The Word of God has much to say about shepherds. It points us to the role of a shepherd and exposes the work of false shepherds. Zechariah 11 does both. In that text, the Lord rebukes the false shepherds who only seek to serve themselves, but He also exposes the false sheep who forsake the good shepherd. Jesus takes on this topic in John 10 with the powerful declaration, “I AM the Good Shepherd.”
Wednesday, August 19th
Larger Portion of Scripture - John 10
Focused Passage for Reflection - John 10:7-18
Reflecting on the Text:
Our world affords us many options. These options can serve as blessings, but they also require discernment. Recently I’ve been considering various cooking classes and have been overwhelmed by the choices. My biggest struggle has been in trying to find a useful way to compare and contrast the different instructors. While this may prove to be a very important decision at dinner time, John 10 offers guidance when it comes to choices that have longer-lasting implications.

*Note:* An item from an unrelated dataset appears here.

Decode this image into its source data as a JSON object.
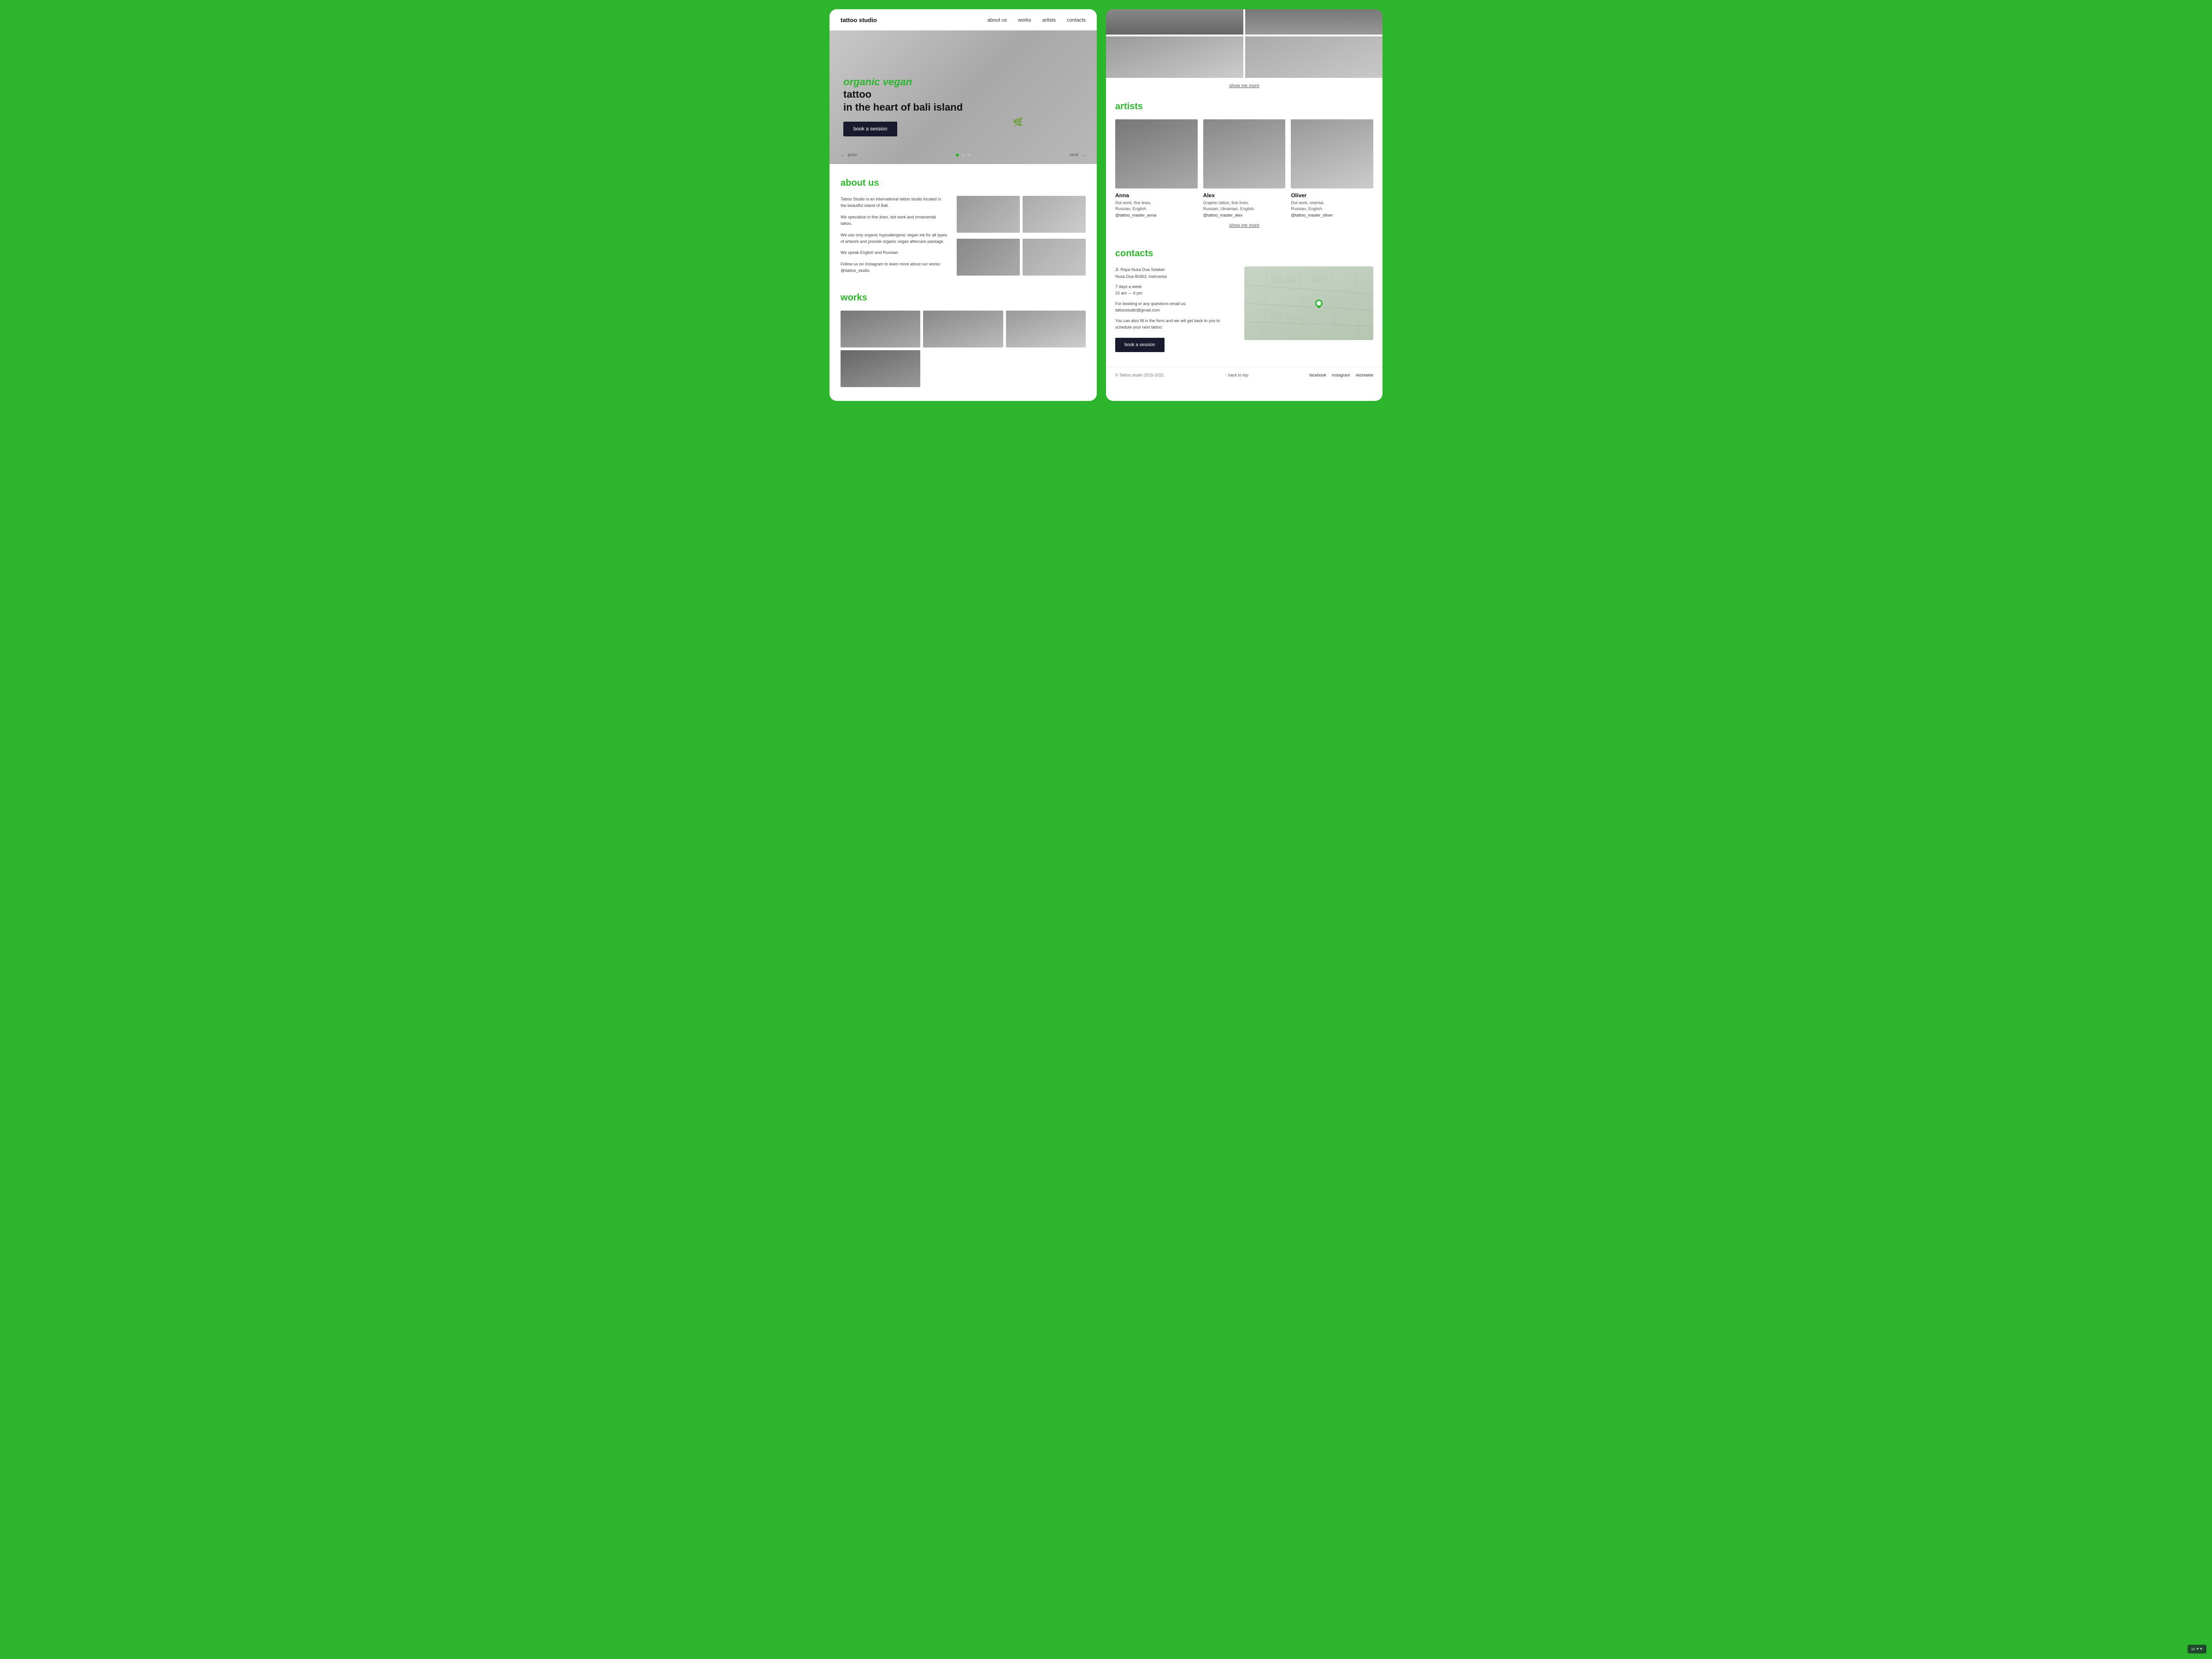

We have many choices when it comes to Biblical teaching, but not all of the voices we hear are the same. And not all of them have the same motivation. Jesus speaks to the sheep in John 10, giving guidance and encouragement in how to recognize the appropriate voice(s). He begins with a series of contrasts. First, He describes Himself as the door. The door is the entry point to a home, or in this case to eternal life. While Jesus is the door, the false teachers were and are the thieves who try to enter another way.
Then, in v. 11, Jesus continued teaching by contrasts. He said, “I AM the Good Shepherd.” By contrast, the false teachers were merely hired hands. Both can have the appearance of tending sheep, but Jesus drew out the contrast in the way the two went about their work. The Good Shepherd lays His life down for the sheep. The hired hand runs at the sight of trouble because his concern is for himself rather than for the flock. Add to the hired hand the motivation of the thief to steal, kill, and destroy and you have the contrast in full.
But interestingly, helpfully, Jesus goes on to explain why the Good Shepherd lays down His life. He knows His sheep and His sheep know Him. This knowing is so intimate that the sheep know His voice. So with this contrast before us, what is distinct about the Good Shepherd’s voice compared with that of the thief and hired hand?
The voice of the Good Shepherd points to the glory of God. The voice of the Good Shepherd is one of sacrifice and submission. The voice of the Good Shepherd is one of God-focused and other-focused love. The voice of the thief and the hired hand is ultimately meant to serve self.
Among the many options and voices you hear in this world, learn to discern the voice of the Good Shepherd. Learn to discern His voice among the earthly shepherds who seek to teach. Learn also to discern this voice among the many desires you wrestle within your heart. Listen for the Spirit of God and distinguish His voice from the voice of the thief who comes to steal, kill, and destroy. Lastly, as you discern the voice of the Good Shepherd, tune your heart to respond. Tune your heart to seek the glory of God above all else. Tune your heart to live sacrificially. Tune your heart to love.
Questions for personal reflection:
Are the voices you are listening to, externally and internally, telling you to seek the glory of God or the glory of self?
Are the voices you are listening to, externally or internally, pointing you to the Good Shepherd who has come to lay down His life for the sheep?